EXERCISE -> Which lines in the records below hold the word "kind"? Copy each of them.

RECORDED INFORMATION ->
☆ ☆ ☆ ☆

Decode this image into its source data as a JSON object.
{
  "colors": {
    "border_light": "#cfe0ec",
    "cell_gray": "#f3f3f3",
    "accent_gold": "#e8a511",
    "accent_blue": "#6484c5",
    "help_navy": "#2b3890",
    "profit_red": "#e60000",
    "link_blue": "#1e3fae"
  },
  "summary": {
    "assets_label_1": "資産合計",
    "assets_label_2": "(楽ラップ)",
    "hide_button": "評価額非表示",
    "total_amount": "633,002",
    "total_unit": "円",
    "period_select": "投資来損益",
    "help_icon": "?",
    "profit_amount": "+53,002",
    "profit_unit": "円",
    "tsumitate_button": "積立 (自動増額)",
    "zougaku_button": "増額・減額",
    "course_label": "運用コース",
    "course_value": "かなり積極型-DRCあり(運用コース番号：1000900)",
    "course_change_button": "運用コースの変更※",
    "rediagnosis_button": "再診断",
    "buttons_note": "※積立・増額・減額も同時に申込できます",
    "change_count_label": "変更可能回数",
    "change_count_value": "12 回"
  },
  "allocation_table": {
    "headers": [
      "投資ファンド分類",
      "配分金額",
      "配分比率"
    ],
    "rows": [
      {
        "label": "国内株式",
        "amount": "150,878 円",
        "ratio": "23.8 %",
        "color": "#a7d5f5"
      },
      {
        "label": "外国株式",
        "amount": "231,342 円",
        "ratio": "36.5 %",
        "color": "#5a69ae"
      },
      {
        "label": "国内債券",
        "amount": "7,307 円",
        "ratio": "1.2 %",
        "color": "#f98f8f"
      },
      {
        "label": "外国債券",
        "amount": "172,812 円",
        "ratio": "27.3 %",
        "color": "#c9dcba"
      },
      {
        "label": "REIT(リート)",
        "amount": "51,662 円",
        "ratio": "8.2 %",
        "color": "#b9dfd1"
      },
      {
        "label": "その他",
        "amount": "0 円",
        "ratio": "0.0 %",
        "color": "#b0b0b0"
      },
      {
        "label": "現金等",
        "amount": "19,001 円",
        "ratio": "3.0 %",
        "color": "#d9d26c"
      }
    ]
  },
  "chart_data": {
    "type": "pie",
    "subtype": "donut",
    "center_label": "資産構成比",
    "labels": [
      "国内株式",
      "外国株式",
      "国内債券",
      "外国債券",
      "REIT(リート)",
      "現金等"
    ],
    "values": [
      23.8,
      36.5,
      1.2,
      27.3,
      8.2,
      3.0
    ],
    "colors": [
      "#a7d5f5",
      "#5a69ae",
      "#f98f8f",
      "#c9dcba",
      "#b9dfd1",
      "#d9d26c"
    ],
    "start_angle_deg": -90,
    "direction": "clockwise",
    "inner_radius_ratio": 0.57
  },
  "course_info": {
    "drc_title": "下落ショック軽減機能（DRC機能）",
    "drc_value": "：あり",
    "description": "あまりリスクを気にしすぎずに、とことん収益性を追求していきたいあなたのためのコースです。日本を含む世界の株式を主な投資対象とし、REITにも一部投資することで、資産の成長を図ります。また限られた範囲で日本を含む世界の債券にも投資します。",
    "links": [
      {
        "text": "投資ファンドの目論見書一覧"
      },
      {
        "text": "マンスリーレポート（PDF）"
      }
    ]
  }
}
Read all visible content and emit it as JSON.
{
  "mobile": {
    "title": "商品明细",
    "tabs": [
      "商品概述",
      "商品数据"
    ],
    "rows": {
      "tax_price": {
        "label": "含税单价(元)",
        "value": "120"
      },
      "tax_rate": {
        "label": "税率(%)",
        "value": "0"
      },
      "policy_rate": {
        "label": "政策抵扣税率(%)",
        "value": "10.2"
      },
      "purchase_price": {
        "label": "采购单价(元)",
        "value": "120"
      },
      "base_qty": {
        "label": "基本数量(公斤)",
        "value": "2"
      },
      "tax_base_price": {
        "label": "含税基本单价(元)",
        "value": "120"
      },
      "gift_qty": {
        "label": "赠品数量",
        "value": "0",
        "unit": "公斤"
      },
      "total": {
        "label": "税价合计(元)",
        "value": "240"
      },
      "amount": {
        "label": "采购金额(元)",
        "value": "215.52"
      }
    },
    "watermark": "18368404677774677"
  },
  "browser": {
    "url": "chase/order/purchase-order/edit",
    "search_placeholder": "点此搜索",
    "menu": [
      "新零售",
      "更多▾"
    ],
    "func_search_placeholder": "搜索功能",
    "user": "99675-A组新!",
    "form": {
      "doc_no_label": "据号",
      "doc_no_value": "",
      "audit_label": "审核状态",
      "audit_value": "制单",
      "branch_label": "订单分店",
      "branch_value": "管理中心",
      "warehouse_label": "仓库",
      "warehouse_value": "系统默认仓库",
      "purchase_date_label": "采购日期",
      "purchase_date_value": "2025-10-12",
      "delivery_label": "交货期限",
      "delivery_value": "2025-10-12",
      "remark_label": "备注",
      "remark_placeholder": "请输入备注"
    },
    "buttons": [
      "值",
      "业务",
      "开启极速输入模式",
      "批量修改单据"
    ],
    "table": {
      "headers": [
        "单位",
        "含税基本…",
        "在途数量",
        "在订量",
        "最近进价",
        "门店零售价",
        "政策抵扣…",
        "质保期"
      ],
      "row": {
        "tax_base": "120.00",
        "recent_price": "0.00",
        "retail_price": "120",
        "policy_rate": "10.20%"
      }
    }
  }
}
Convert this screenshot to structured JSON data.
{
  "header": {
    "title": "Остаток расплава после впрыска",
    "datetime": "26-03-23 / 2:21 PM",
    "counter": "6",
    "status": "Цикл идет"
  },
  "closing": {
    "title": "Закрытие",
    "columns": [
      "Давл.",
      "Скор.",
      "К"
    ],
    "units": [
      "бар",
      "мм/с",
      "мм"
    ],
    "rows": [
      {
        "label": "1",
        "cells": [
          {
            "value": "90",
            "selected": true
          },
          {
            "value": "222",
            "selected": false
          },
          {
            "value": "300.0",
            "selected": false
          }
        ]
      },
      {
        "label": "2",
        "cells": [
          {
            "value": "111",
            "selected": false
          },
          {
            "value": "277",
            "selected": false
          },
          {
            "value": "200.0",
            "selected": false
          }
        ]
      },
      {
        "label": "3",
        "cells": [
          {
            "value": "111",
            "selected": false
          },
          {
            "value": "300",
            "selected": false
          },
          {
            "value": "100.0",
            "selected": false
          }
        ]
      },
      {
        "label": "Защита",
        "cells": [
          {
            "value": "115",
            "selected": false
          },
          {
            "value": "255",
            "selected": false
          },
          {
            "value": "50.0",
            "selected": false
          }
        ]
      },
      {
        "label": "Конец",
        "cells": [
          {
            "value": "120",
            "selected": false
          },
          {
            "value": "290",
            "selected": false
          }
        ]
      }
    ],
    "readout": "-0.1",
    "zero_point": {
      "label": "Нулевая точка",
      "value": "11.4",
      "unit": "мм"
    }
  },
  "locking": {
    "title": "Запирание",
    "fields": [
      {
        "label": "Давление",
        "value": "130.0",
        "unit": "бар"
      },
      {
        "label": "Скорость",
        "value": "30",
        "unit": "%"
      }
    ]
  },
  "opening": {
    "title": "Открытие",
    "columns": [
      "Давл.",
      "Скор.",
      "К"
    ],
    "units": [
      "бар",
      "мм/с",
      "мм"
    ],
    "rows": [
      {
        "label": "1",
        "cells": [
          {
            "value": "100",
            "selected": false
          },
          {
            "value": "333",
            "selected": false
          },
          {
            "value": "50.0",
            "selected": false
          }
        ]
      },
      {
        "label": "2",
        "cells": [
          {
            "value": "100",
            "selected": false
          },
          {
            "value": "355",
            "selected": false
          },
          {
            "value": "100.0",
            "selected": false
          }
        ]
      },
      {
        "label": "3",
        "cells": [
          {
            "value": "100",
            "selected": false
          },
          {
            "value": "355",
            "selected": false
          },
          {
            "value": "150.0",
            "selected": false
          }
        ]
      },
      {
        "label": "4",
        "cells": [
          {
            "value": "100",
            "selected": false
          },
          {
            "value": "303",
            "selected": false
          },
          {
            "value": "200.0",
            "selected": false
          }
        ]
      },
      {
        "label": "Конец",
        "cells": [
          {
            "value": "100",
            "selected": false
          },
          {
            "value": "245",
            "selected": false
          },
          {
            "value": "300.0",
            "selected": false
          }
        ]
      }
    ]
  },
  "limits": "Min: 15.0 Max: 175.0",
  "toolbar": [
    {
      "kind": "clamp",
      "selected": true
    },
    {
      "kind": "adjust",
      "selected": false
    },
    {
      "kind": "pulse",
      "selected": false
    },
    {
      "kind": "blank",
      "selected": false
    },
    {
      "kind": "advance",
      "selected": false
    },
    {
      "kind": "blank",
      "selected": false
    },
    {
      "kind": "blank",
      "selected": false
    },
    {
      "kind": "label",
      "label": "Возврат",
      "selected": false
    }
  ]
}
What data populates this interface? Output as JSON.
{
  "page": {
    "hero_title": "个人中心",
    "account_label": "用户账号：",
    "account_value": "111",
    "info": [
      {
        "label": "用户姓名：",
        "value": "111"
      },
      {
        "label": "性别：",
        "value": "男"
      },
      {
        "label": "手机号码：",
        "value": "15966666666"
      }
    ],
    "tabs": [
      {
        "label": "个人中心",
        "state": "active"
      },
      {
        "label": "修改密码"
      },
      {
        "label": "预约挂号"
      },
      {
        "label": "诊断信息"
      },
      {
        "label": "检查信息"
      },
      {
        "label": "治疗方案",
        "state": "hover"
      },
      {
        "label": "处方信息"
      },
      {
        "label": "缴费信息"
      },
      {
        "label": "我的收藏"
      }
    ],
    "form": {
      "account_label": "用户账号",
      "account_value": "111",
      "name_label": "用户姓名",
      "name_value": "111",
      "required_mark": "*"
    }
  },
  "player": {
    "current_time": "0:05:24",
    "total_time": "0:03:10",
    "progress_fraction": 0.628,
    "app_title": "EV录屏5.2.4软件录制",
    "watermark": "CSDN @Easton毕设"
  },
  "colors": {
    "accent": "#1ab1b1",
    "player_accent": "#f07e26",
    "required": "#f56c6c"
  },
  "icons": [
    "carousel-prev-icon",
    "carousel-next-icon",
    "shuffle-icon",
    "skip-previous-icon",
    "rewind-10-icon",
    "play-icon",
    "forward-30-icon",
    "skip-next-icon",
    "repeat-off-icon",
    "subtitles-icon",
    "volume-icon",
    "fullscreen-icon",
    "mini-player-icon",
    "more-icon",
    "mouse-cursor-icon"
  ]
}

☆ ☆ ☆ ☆

EXERCISE ANSWER ->
      "kind": "clamp",
      "kind": "adjust",
      "kind": "pulse",
      "kind": "blank",
      "kind": "advance",
      "kind": "blank",
      "kind": "blank",
      "kind": "label",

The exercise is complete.